Even after accounting for prescribing frequency, the authors found that the rate of ER visits for adverse drug events per prescription was previously significantly higher for anticoagulants and diabetes medicines than for most other drugs.
Prescribing more medicine than needed or taking excess dosages was the most common type of adverse drug event. Medication errors were documented in 1 of 10 ER visits for adverse drug events and an estimated 27 percent of visits hospitalization.
The proportion of ER visits due to side effects involving anticoagulants rose during the last decade along with increased use. From 2009 to 2014, oral anticoagulant use increased by approximately 38 percent, whereas the proportion of ER visits for anticoagulants increased by 57 percent.

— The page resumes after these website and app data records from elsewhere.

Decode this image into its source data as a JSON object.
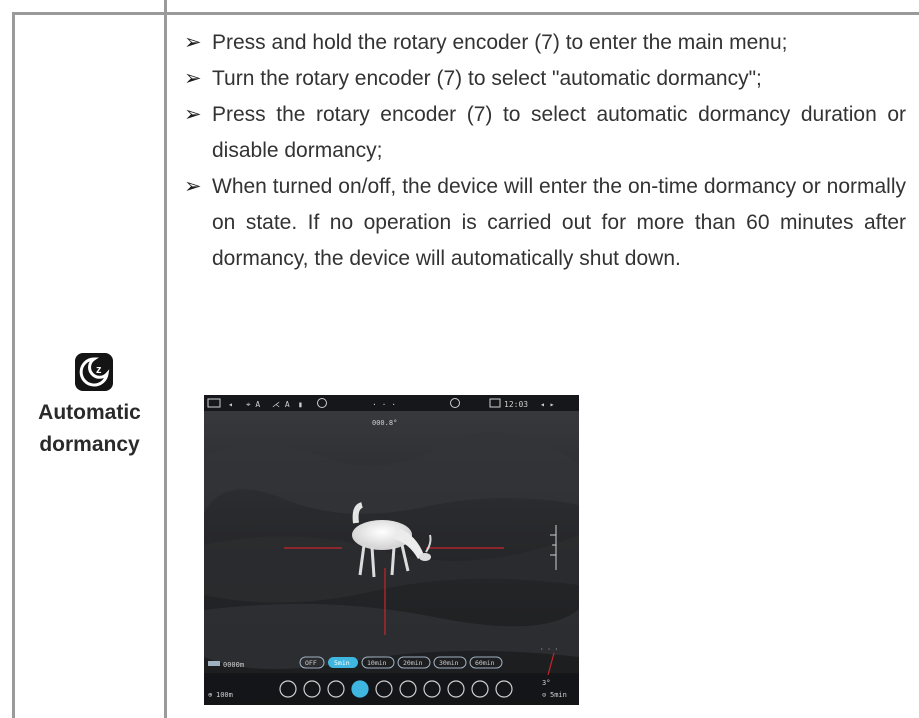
{
  "row": {
    "label": "Automatic\ndormancy",
    "icon": "moon-dormancy-icon"
  },
  "instructions": [
    "Press and hold the rotary encoder (7) to enter the main menu;",
    "Turn the rotary encoder (7) to select \"automatic dormancy\";",
    "Press the rotary encoder (7) to select automatic dormancy duration or disable dormancy;",
    "When turned on/off, the device will enter the on-time dormancy or normally on state. If no operation is carried out for more than 60 minutes after dormancy, the device will automatically shut down."
  ],
  "screenshot": {
    "time": "12:03",
    "heading": "000.8°",
    "distance": "0000m",
    "zoom": "100m",
    "timer": "5min",
    "angle": "3°",
    "dormancy_options": [
      "OFF",
      "5min",
      "10min",
      "20min",
      "30min",
      "60min"
    ],
    "selected_option": "5min",
    "accent_color": "#3fb6e0",
    "reticle_color": "#c8252a"
  }
}
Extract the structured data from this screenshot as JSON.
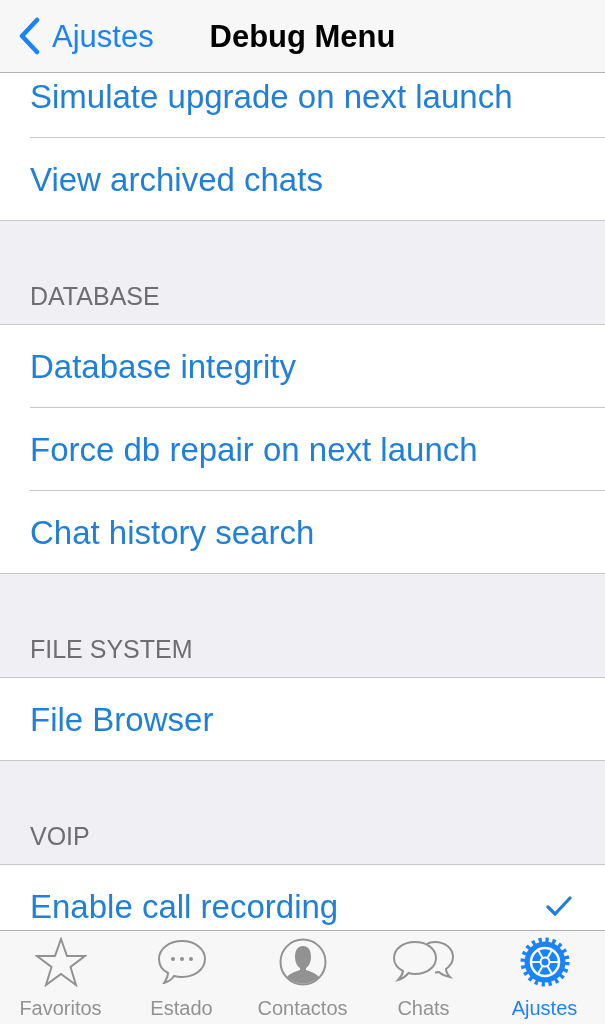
{
  "nav_bar": {
    "back": "Ajustes",
    "title": "Debug Menu"
  },
  "sections": [
    {
      "rows": [
        {
          "label": "Simulate upgrade on next launch"
        },
        {
          "label": "View archived chats"
        }
      ]
    },
    {
      "header": "DATABASE",
      "rows": [
        {
          "label": "Database integrity"
        },
        {
          "label": "Force db repair on next launch"
        },
        {
          "label": "Chat history search"
        }
      ]
    },
    {
      "header": "FILE SYSTEM",
      "rows": [
        {
          "label": "File Browser"
        }
      ]
    },
    {
      "header": "VOIP",
      "rows": [
        {
          "label": "Enable call recording",
          "checked": true
        }
      ]
    }
  ],
  "tab_bar": [
    {
      "label": "Favoritos",
      "selected": false
    },
    {
      "label": "Estado",
      "selected": false
    },
    {
      "label": "Contactos",
      "selected": false
    },
    {
      "label": "Chats",
      "selected": false
    },
    {
      "label": "Ajustes",
      "selected": true
    }
  ]
}
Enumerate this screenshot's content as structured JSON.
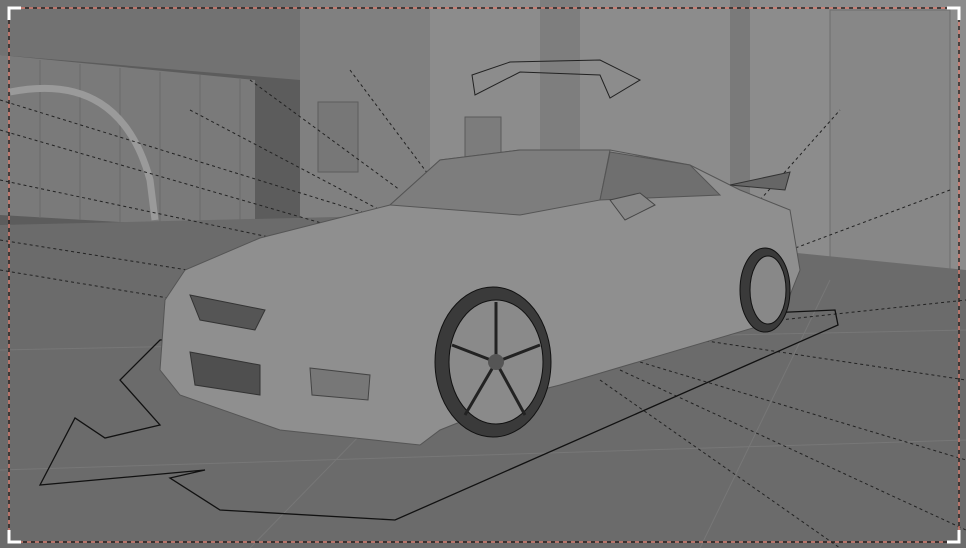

Among children, aged 5 years and younger, antibiotics were most commonly implicated as well as among older children and adolescents, aged 6 to 19 years old. Among older adults — aged 65 and older — anticoagulants, diabetes drugs, and opioid analgesics were implicated in approximately 60 percent of ER visits for adverse drug events.
Among older children and adolescents, antipsychotics were the second most commonly implicated type of drug in ER visits for adverse drug events. This occurred, the authors noted, as antipsychotic prescribing increased sharply during the last two decades. “Up to 75 percent of antipsychotic use in children and adolescents is estimated to be for off-label indications and there is evidence of low adherence to recommendations for safety monitoring,” they wrote.
Compared with 2005 and 2006, the rates of ER visits increased among older adults — 5.2 visits per 1,000 individuals in 2005 and 2006 versus 9.7 visits per 1,000 individuals in 2013- 2014 — and among adults aged 50 years to 64 years — 2.5 visits per 1,000 individuals in 2005 and 2006 versus 4.3 visits per 1,000 individuals in 2013 and 2014. The rates for other age groups were similar for both periods.
The most common drug products implicated in ER visits for adverse drug events varied by patient age. Among children and adolescents aged 19 years or younger, the 15 most common drug products implicated were involved in an estimated 50 visits, excluding unsupervised ingestions by children. Eight of the 15 most common drug products implicated among children and adolescents aged 19 years or younger were antibiotics, and two were neuropsychiatric agents.
Among children aged 5 years or younger, antibiotics alone were the most common drug class implicated in 56.4 percent of visits for adverse drug events. Among children and adolescents aged 6 to 19 years, antibiotics were implicated in 32 percent of visits. And four of the 15 most common drug products implicated in ER visits for adverse drug events among older adults were anticoagulants and five were diabetes drugs.
Great article. Here is an award dedicated to finding safe pharmaceutical combinations. The Sternfels Prize for Drug Safety Innovation. http://www.sternfelsprize.org.
A few years ago when ER visits by older Americans from drug side effects was lower, the patient could contact their physician & in many cases his office would handle the issue. Today (many if not most) physician offices are owned by the hospital, call with this type issue(and others once handled by office) & patient is told to GO TO ER.
Exactly, then add the fear of being sued.
Better yet, if you’re a diabetic like me always have a supply of glucose with you. Also, most doctors don’t realize there is a difference between antihyperglycemic drugs, like metformin, which have a wide safety margin and oral hypoglycemic, which don’t. If you’re over 65 you probably should not be taking opiates, but if you do get an Rx for naloxone and carry it with you. You probably won’t have to worry about the Epipen since you may outgrow your allergies. Also if you’re taking cardiovascular drugs, do the smart thing and stay away from the ED drugs. Your sex life is over, man.
Comments are closed.